#### Your goal:
Read through the data and report every line in which the word "username" occurs.

#### Extracted data:
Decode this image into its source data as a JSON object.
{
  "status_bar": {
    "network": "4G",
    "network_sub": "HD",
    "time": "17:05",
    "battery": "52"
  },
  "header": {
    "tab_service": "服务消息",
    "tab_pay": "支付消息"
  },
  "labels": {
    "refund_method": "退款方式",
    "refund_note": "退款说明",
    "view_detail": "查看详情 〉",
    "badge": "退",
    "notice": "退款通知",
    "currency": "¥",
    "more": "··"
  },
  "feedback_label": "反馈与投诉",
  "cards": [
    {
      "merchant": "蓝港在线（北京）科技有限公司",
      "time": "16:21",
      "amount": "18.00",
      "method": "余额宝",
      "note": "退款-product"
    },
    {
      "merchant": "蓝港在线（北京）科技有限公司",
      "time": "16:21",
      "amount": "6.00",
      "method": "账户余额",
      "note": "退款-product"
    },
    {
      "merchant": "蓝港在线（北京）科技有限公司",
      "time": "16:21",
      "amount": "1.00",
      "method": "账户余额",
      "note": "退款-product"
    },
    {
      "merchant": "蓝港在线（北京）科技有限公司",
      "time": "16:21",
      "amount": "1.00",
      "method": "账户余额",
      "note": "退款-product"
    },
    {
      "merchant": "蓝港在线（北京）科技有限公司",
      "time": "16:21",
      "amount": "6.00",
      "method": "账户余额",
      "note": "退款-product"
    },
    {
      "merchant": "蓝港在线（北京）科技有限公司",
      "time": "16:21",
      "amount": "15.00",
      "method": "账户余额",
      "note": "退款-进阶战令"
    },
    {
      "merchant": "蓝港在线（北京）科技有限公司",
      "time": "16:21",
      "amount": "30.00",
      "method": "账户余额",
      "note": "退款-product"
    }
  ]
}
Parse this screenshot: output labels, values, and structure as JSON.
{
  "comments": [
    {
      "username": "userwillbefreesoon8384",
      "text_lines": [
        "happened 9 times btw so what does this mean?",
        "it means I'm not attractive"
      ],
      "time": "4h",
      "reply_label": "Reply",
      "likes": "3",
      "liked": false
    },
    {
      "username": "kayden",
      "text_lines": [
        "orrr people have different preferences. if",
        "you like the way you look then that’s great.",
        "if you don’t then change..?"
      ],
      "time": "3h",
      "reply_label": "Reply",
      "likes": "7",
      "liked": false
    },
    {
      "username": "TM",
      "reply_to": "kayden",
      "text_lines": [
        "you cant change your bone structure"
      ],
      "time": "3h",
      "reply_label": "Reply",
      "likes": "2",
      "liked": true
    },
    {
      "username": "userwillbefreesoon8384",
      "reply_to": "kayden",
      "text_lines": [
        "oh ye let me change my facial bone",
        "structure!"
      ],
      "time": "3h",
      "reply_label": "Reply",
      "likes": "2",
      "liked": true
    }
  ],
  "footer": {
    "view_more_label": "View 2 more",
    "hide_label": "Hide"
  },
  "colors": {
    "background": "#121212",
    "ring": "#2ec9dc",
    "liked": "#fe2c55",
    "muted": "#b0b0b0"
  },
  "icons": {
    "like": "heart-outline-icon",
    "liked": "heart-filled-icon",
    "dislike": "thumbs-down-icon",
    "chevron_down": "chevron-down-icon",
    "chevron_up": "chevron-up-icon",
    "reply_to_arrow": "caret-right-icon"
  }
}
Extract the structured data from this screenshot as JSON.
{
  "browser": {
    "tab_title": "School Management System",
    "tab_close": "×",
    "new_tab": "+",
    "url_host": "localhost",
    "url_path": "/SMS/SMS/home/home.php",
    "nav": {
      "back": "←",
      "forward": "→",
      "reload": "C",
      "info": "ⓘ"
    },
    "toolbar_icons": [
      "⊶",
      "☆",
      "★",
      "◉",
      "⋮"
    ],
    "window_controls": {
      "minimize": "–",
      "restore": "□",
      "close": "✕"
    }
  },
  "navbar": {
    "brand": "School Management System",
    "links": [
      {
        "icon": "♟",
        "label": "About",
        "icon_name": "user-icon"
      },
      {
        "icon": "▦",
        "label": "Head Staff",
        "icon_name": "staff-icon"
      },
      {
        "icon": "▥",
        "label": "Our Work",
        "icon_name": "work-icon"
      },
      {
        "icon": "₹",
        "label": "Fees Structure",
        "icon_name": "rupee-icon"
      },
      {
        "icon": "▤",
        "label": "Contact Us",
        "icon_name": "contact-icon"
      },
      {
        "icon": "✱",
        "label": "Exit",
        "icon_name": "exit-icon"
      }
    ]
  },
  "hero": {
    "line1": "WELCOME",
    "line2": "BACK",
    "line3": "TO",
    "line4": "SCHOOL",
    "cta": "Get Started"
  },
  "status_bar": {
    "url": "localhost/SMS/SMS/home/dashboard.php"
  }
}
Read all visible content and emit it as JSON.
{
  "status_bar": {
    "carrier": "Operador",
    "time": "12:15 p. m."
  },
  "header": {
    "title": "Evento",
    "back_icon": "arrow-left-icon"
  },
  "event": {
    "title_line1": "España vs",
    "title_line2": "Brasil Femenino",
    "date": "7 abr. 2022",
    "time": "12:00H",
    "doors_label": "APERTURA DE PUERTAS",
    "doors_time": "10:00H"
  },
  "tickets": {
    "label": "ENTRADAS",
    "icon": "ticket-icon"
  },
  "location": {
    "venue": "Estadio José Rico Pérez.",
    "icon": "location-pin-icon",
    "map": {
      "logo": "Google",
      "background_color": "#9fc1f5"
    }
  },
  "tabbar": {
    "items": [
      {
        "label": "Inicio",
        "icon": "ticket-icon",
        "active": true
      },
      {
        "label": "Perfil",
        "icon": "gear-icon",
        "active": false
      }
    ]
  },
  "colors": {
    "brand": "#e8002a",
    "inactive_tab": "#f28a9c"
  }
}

#### Answer section:
      "username": "userwillbefreesoon8384",
      "username": "kayden",
      "username": "TM",
      "username": "userwillbefreesoon8384",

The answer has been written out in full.